Robyn Marsack published her first two books – a selection of Edmund Blunden’s poems and a critical study of Louis MacNeice’s poetry, The Cave of Making (OUP, 1982) – while a Junior Research fellow at Oxford University. Blunden led her to Carcanet Press, where she began her editorial apprenticeship, working on books and the house journal PN Review. Alongside her immersion in the world of literary publishing, she was encouraged to try her hand at translation from French. After moving to Scotland with her husband, she became a freelance publishers’ editor, working for Carcanet and also educational publishers such as Macmillan, EUP and Yale University Press. The Open University Press published her study Sylvia Plath in 1992. Scotland gave her the opportunity to review poetry and prose for newspapers and journals.
Robyn Marsack won the Scott-Moncrieff Prize in 1988 for her translation of the Swiss-French travel writer Nicolas Bouvier’s The Scorpion-Fish, and went on to translate his classic L’Usage du Monde / The Way of the World (Eland, 2007).

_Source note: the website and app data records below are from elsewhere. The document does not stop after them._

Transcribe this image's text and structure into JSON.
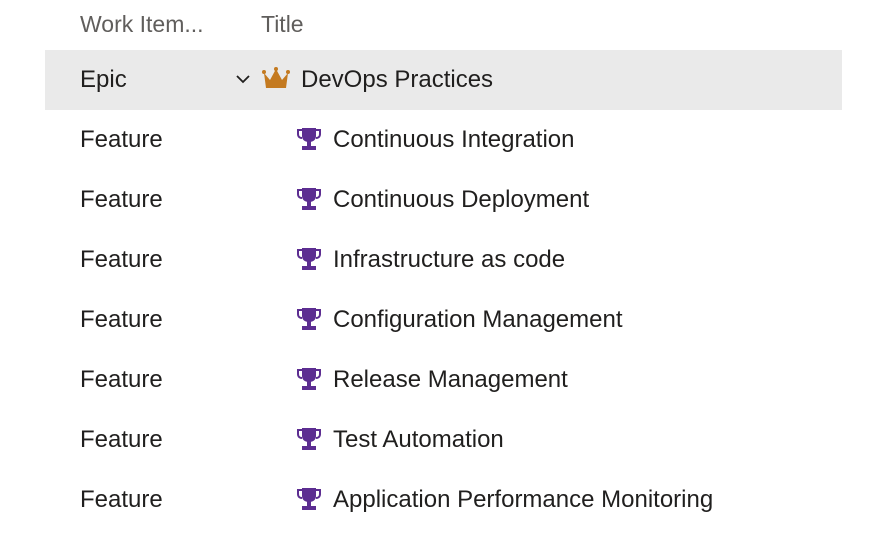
{
  "columns": {
    "type_header": "Work Item...",
    "title_header": "Title"
  },
  "colors": {
    "epic_icon": "#c47a20",
    "feature_icon": "#5c2d91",
    "selected_row_bg": "#eaeaea"
  },
  "rows": [
    {
      "type": "Epic",
      "title": "DevOps Practices",
      "icon": "crown-icon"
    },
    {
      "type": "Feature",
      "title": "Continuous Integration",
      "icon": "trophy-icon"
    },
    {
      "type": "Feature",
      "title": "Continuous Deployment",
      "icon": "trophy-icon"
    },
    {
      "type": "Feature",
      "title": "Infrastructure as code",
      "icon": "trophy-icon"
    },
    {
      "type": "Feature",
      "title": "Configuration Management",
      "icon": "trophy-icon"
    },
    {
      "type": "Feature",
      "title": "Release Management",
      "icon": "trophy-icon"
    },
    {
      "type": "Feature",
      "title": "Test Automation",
      "icon": "trophy-icon"
    },
    {
      "type": "Feature",
      "title": "Application Performance Monitoring",
      "icon": "trophy-icon"
    }
  ]
}
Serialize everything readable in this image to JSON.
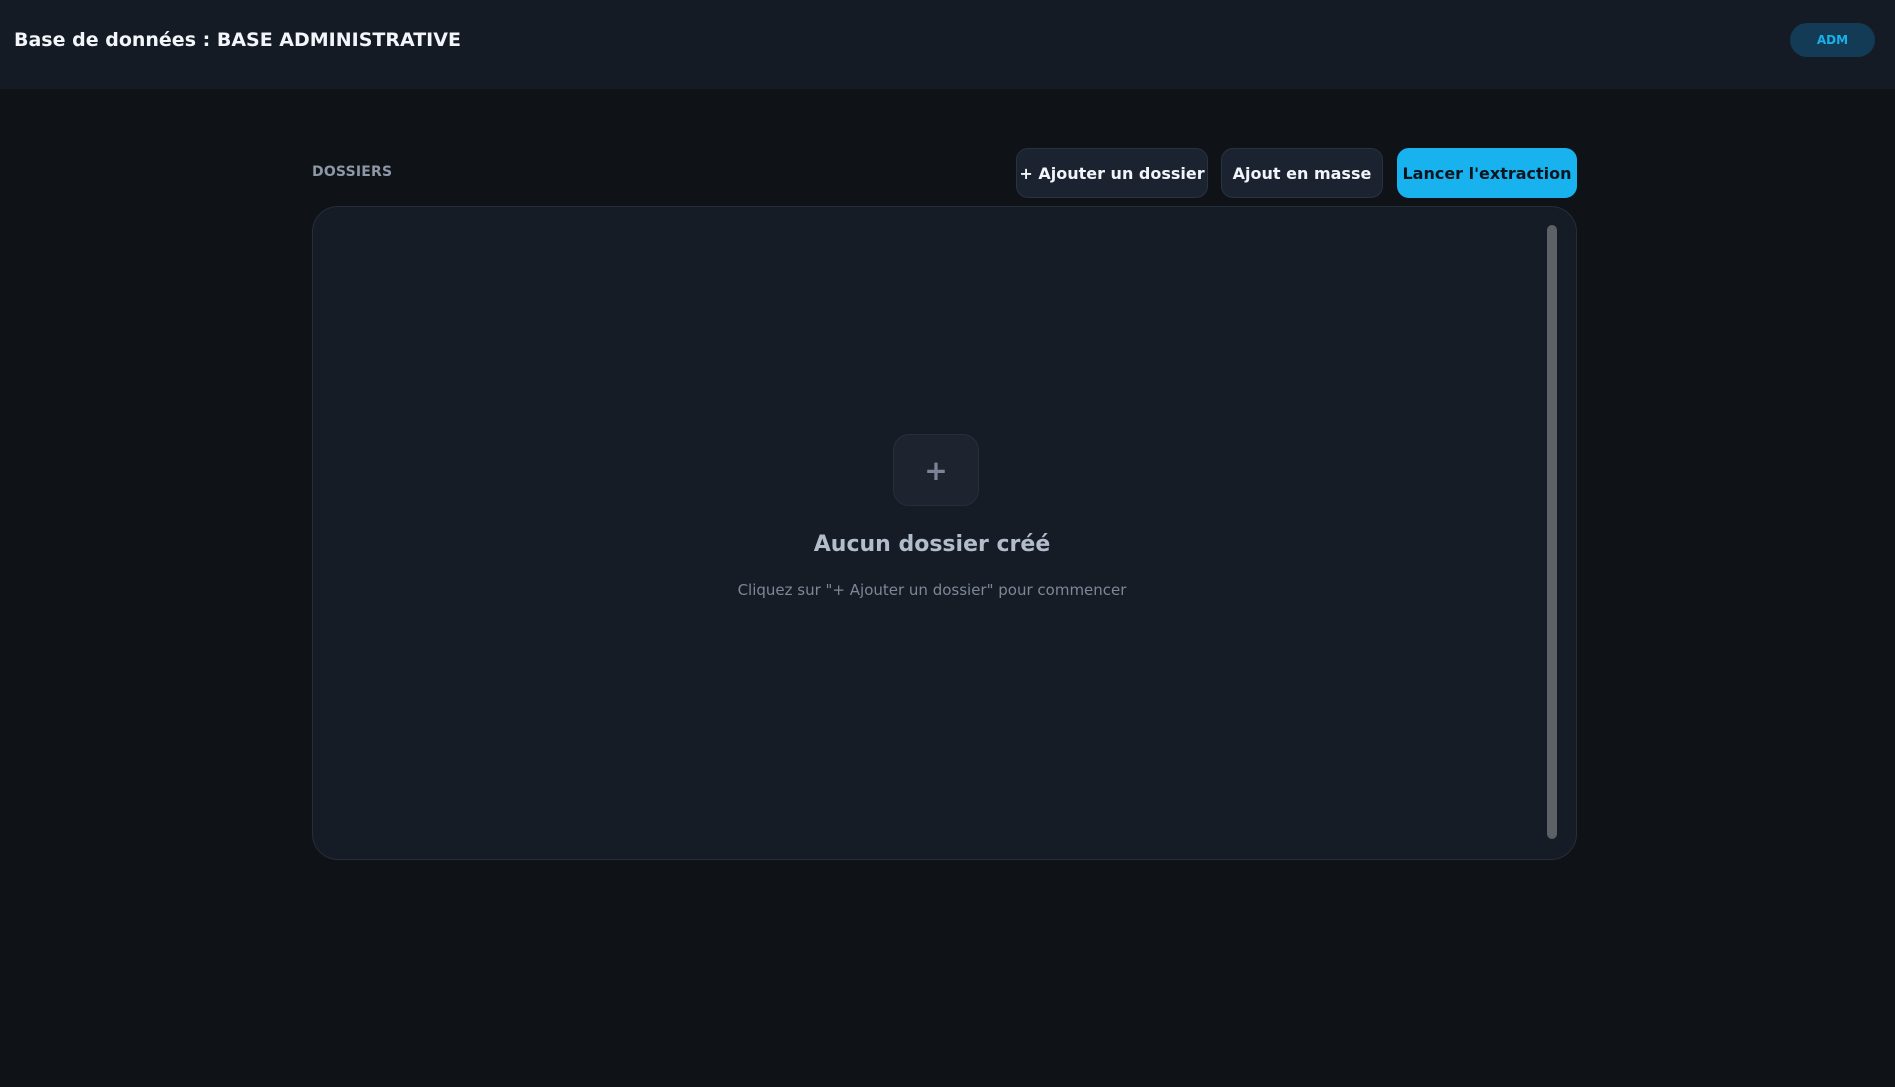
{
  "header": {
    "title": "Base de données : BASE ADMINISTRATIVE",
    "user_badge": "ADM"
  },
  "section": {
    "label": "DOSSIERS"
  },
  "toolbar": {
    "add_folder_label": "+ Ajouter un dossier",
    "bulk_add_label": "Ajout en masse",
    "extract_label": "Lancer l'extraction"
  },
  "empty_state": {
    "icon_glyph": "+",
    "icon": "plus-icon",
    "title": "Aucun dossier créé",
    "subtitle": "Cliquez sur \"+ Ajouter un dossier\" pour commencer"
  },
  "colors": {
    "background": "#0f1318",
    "header_bg": "#151b24",
    "panel_bg": "#161c26",
    "accent": "#18b2ef",
    "badge_bg": "#133b55",
    "badge_text": "#1ab0ea"
  }
}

She became Director of the Scottish Poetry Library in 2000, which required a variety of writing, from blogs to business plans. She inaugurated its publishing programme, edited several poetry anthologies, and enjoyed facilitating poetry translation workshops. Having stepped down as Director in 2016, she is returning to translating Bouvier and editing a new edition of Blunden’s poetry, as well as continuing First World War research in connection with her NZ soldier-grandfather’s diary. Born in New Zealand, she has lived in Glasgow for 30 years.